Open Source opens the door for companies that are looking to keep on growing despite the current environment.
It is a fact that many corporations are starting to consider Open Source technologies as a way to reduce IT spending while taking advantage of existing technologies. It is also a fact that more companies are widening Open Source reach to projects that wouldn't have been considered before, opening more possibilities for the community to spread.
For those who are unfamiliar with the term "Open Source," firstly let me explain a bit more what this is about. In the 90s, the IT community started to show increased interest in freely shared software. As a result, the Open Source Initiative was born and, as described in their website (opensource.org) it is considered "a development method for software that harnesses the power of distributed peer review and transparency of process. The promise of open source is better quality, higher reliability, more flexibility, lower cost and an end to predatory vendor lock-in." Basically, it allows anyone to access freely to an application code and reuse it under certain conditions.
Through the years I have worked in the IT industry -- and I have been around here for quite some time, I have seen that Open Source is becoming more and more popular at every level and sector.
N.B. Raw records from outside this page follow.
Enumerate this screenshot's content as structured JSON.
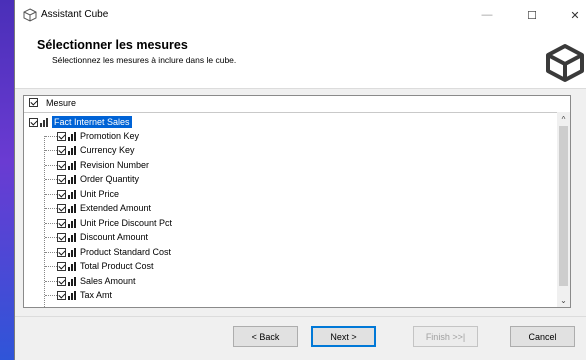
{
  "window": {
    "title": "Assistant Cube",
    "minimize": "—",
    "maximize": "☐",
    "close": "✕"
  },
  "header": {
    "title": "Sélectionner les mesures",
    "subtitle": "Sélectionnez les mesures à inclure dans le cube."
  },
  "tree": {
    "column_header": "Mesure",
    "root": "Fact Internet Sales",
    "items": [
      "Promotion Key",
      "Currency Key",
      "Revision Number",
      "Order Quantity",
      "Unit Price",
      "Extended Amount",
      "Unit Price Discount Pct",
      "Discount Amount",
      "Product Standard Cost",
      "Total Product Cost",
      "Sales Amount",
      "Tax Amt"
    ]
  },
  "buttons": {
    "back": "< Back",
    "next": "Next >",
    "finish": "Finish >>|",
    "cancel": "Cancel"
  },
  "colors": {
    "selection": "#0063d6",
    "primary_border": "#0078d7"
  }
}
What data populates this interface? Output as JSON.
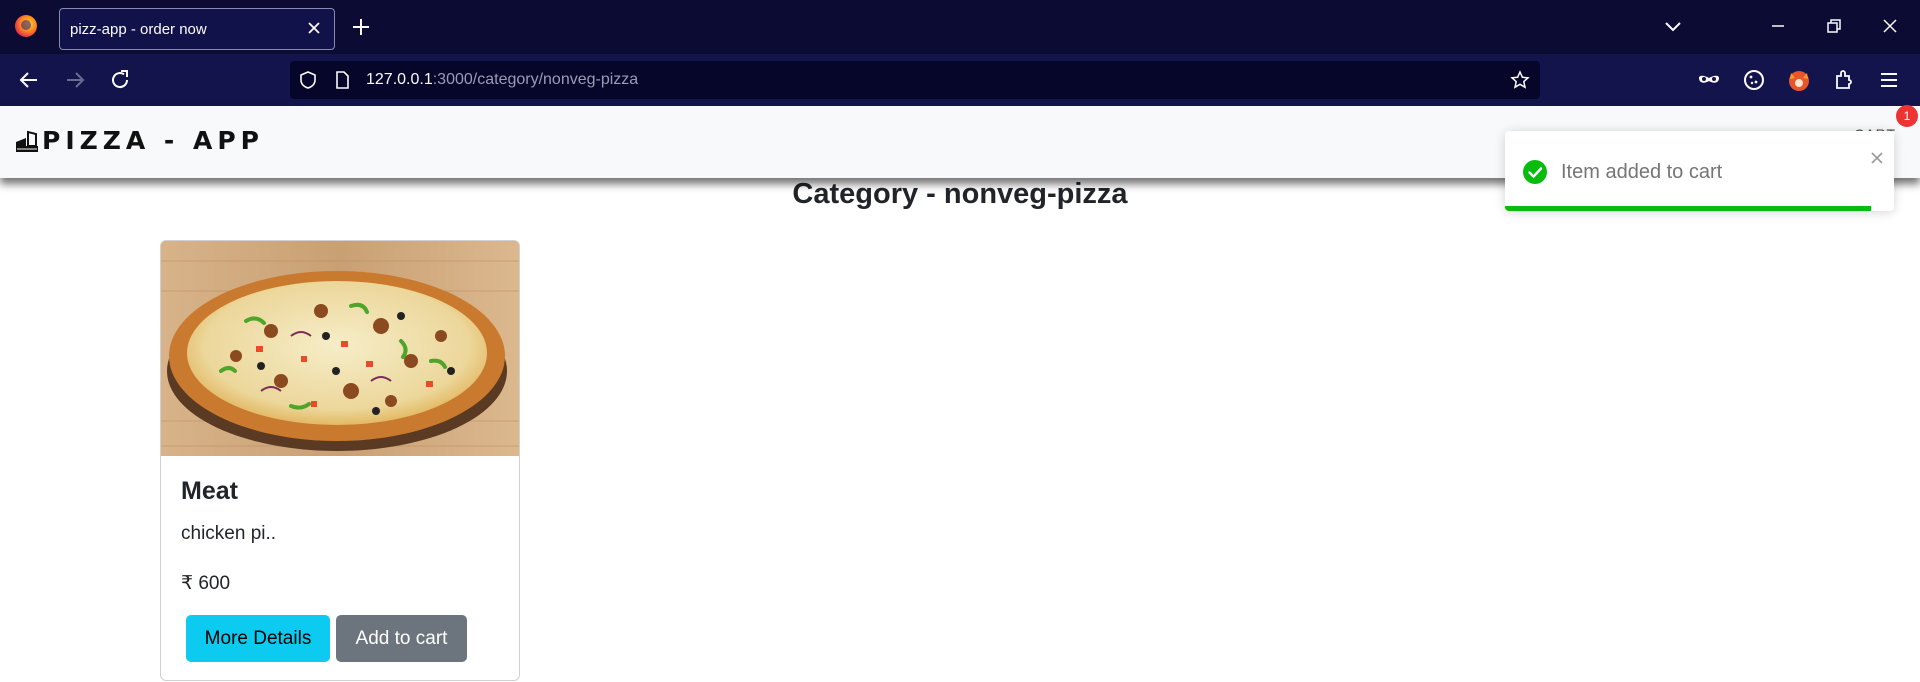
{
  "browser": {
    "tab_title": "pizz-app - order now",
    "url_host": "127.0.0.1",
    "url_path": ":3000/category/nonveg-pizza"
  },
  "header": {
    "brand": "PIZZA - APP",
    "cart_label": "CART",
    "cart_count": "1"
  },
  "main": {
    "category_title": "Category - nonveg-pizza",
    "products": [
      {
        "name": "Meat",
        "description": "chicken pi..",
        "price": "₹ 600",
        "details_label": "More Details",
        "add_label": "Add to cart"
      }
    ]
  },
  "toast": {
    "message": "Item added to cart",
    "progress": 0.94,
    "color": "#07bc0c"
  },
  "colors": {
    "details_button": "#0dcaf0",
    "cart_button": "#6c757d",
    "badge": "#e33333"
  },
  "icons": [
    "firefox-icon",
    "close-icon",
    "plus-icon",
    "chevron-down-icon",
    "minimize-icon",
    "restore-icon",
    "back-icon",
    "forward-icon",
    "reload-icon",
    "shield-icon",
    "page-icon",
    "star-icon",
    "mask-icon",
    "cookie-icon",
    "fox-icon",
    "extensions-icon",
    "menu-icon",
    "checkmark-circle-icon"
  ]
}
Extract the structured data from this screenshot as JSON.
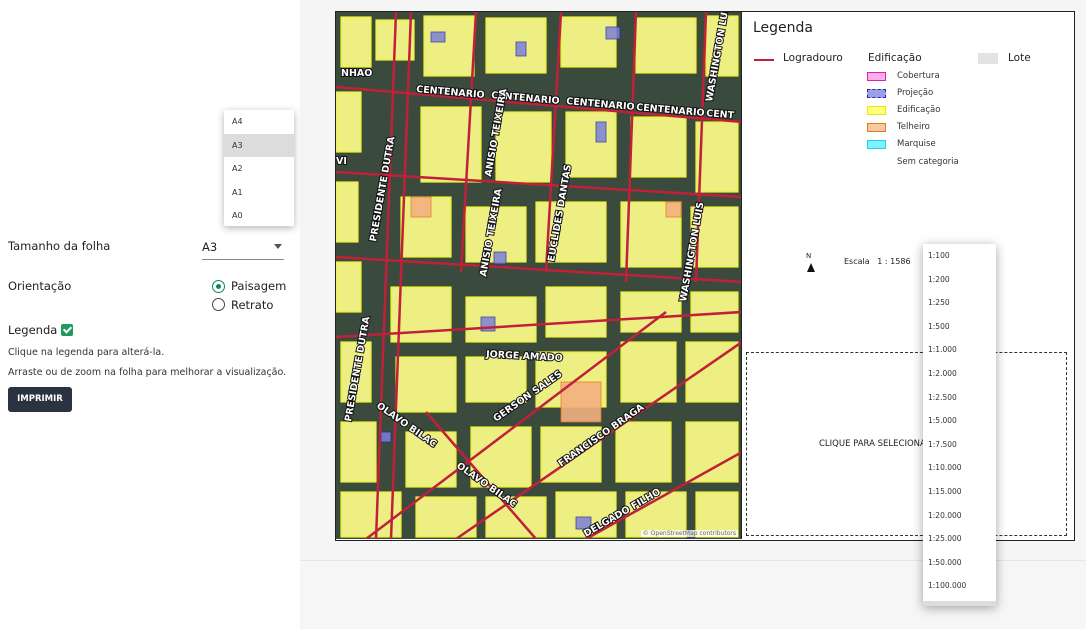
{
  "settings": {
    "sheet_size_label": "Tamanho da folha",
    "sheet_size_value": "A3",
    "sheet_size_options": [
      "A4",
      "A3",
      "A2",
      "A1",
      "A0"
    ],
    "orientation_label": "Orientação",
    "orientation_options": [
      "Paisagem",
      "Retrato"
    ],
    "legend_label": "Legenda",
    "hint_legend": "Clique na legenda para alterá-la.",
    "hint_zoom": "Arraste ou de zoom na folha para melhorar a visualização.",
    "print_button": "IMPRIMIR"
  },
  "map": {
    "attribution": "© OpenStreetMap contributors",
    "streets": [
      "CENTENARIO",
      "CENTENARIO",
      "CENTENARIO",
      "CENTENARIO",
      "CENT",
      "WASHINGTON LUIS",
      "ANISIO TEIXEIRA",
      "EUCLIDES DANTAS",
      "JORGE AMADO",
      "GERSON SALES",
      "FRANCISCO BRAGA",
      "OLAVO BILAC",
      "OLAVO BILAC",
      "PRESIDENTE DUTRA",
      "PRESIDENTE DUTRA",
      "WASHINGTON LUIS",
      "ANISIO TEIXEIRA",
      "DELGADO FILHO",
      "NHAO",
      "VI"
    ]
  },
  "legend": {
    "title": "Legenda",
    "logradouro": "Logradouro",
    "edificacao": "Edificação",
    "lote": "Lote",
    "items": [
      {
        "label": "Cobertura",
        "color": "#f9b0e8",
        "border": "#e020b0"
      },
      {
        "label": "Projeção",
        "color": "#9aa0e8",
        "border": "#2a2aa0"
      },
      {
        "label": "Edificação",
        "color": "#ffff80",
        "border": "#e8e800"
      },
      {
        "label": "Telheiro",
        "color": "#f8c8a0",
        "border": "#e07a20"
      },
      {
        "label": "Marquise",
        "color": "#80f0ff",
        "border": "#20d0e8"
      },
      {
        "label": "Sem categoria",
        "color": "",
        "border": ""
      }
    ],
    "north": "N",
    "scale_prefix": "Escala",
    "scale_value": "1 : 1586",
    "select_box": "CLIQUE PARA SELECIONAR"
  },
  "scale_options": [
    "1:100",
    "1:200",
    "1:250",
    "1:500",
    "1:1.000",
    "1:2.000",
    "1:2.500",
    "1:5.000",
    "1:7.500",
    "1:10.000",
    "1:15.000",
    "1:20.000",
    "1:25.000",
    "1:50.000",
    "1:100.000"
  ],
  "colors": {
    "accent": "#1e9b5e",
    "button_bg": "#2a3440",
    "street_line": "#c0203a"
  }
}
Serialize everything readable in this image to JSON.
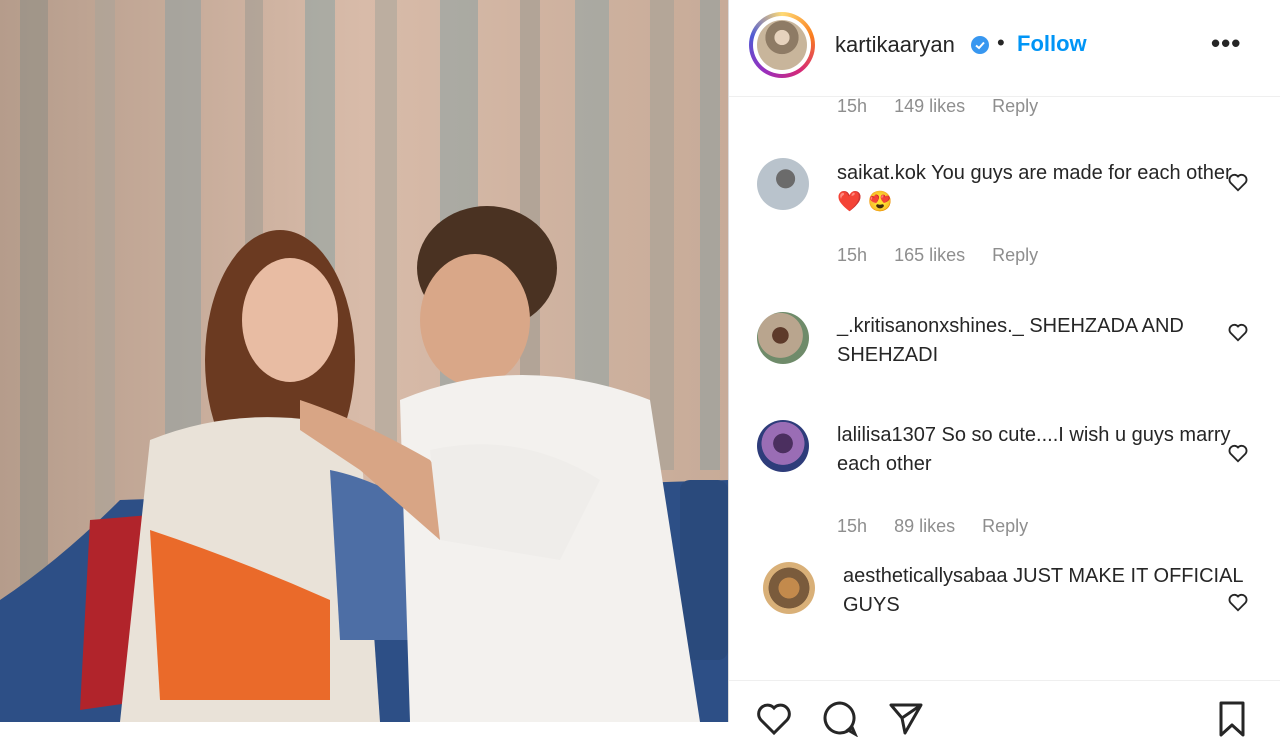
{
  "post": {
    "username": "kartikaaryan",
    "follow_label": "Follow",
    "separator": "•",
    "more_label": "•••"
  },
  "comments": [
    {
      "username": "",
      "text": "",
      "time": "15h",
      "likes": "149 likes",
      "reply": "Reply"
    },
    {
      "username": "saikat.kok",
      "text": "You guys are made for each other ❤️ 😍",
      "time": "15h",
      "likes": "165 likes",
      "reply": "Reply"
    },
    {
      "username": "_.kritisanonxshines._",
      "text": "SHEHZADA AND SHEHZADI",
      "time": "",
      "likes": "",
      "reply": ""
    },
    {
      "username": "lalilisa1307",
      "text": "So so cute....I wish u guys marry each other",
      "time": "15h",
      "likes": "89 likes",
      "reply": "Reply"
    },
    {
      "username": "aestheticallysabaa",
      "text": "JUST MAKE IT OFFICIAL GUYS",
      "time": "",
      "likes": "",
      "reply": ""
    }
  ],
  "colors": {
    "accent": "#0095f6",
    "verified": "#3897f0",
    "text": "#262626",
    "muted": "#8e8e8e"
  }
}
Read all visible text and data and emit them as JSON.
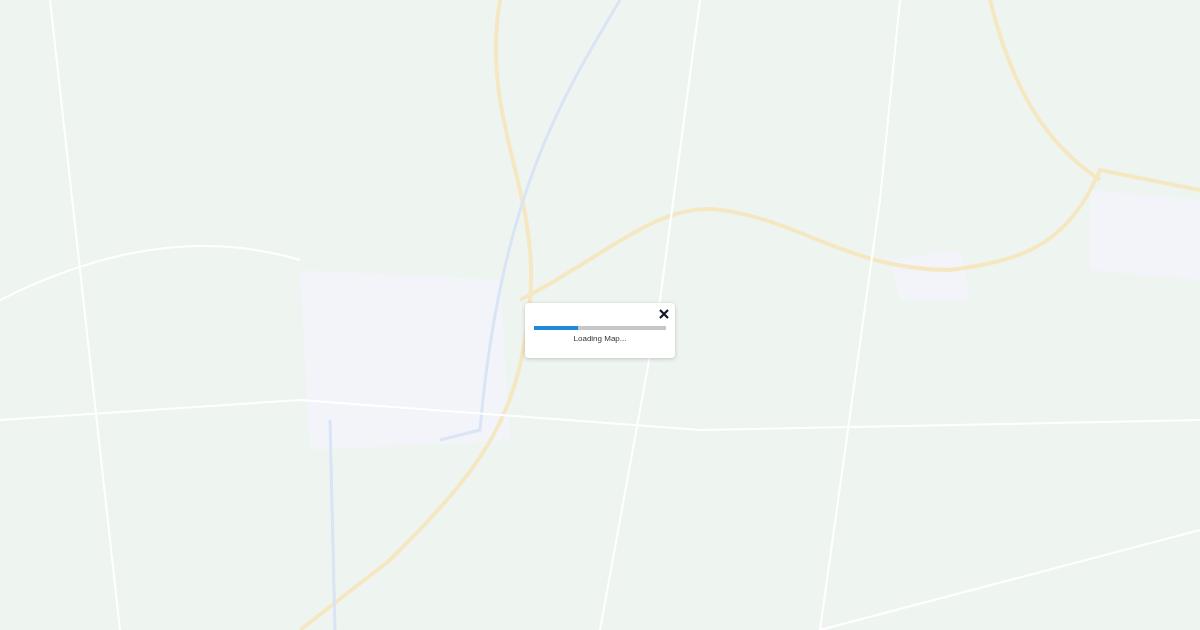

Many tech professionals are aware of its cost benefits and thus are suggesting the use of Open Source for new projects.
Open Source in 2009?
Moreover, as a recent article in Wall Street and Technology) mentions, with the current economic situation cutting IT budgets, even more institutions are reconsidering their attitudes toward open source technology. Think about yourself and the company you work for: How many projects did you want to launch but needed to be put off until next year? How many business opportunities you believe you could have embraced if your budget had been friendlier?
I firmly believe that Open Source opens the door for companies that are looking to keep on growing despite the current environment. It is spreading its influence among different kinds of companies. Some of the reasons behind this trend include:
- It is the perfect ally for budget management
- Corporations leveraging in Open Source technologies over the past few years have demonstrated their ability to move quicker and at lower costs. That's the case of those firms that, for instance, run SAP on Red Hat open source platform.
- It allows organizations to be on the edge of innovation and to stay ahead of the market, such as Skype, that is now using PostgreSQL
- It is extremely flexible. A company with the right skills and experience may blend Open Source with existing proprietary software, therefore taking advantage of already developed code and further reducing costs.
Six years ago, I founded Globant together with 3 friends. Since it was born, the company has helped many of its customers, such as telcos, media or coming from the finance, high tech or the travel industry, profit from this rational blend of Open Source with commercial software. It doesn't matter the industry they came from or the type of solution they were seeking. Our team has developed both products for large audiences and small scale internal solutions, and they have all had excellent results. I always believed in the power of Open Source, and these experiences turned Globant into an expert and an active player of this movement, contributing with thousands of code lines to the Open Source community for projects like Drupal Modules, Dedo, Dogo, Rever and Collaborative Postcards.
I believe that opportunities are wide opened for those corporations that want to continue working on innovative products and still remain on the boundaries of their budget.
Martin Migoya Globant is CEO and Co-founder of Globant. Globant combines a rational blend of Open-Source with proprietary software, which brings flexibility, mitigates risk and ultimately reduces costs. www.globant.com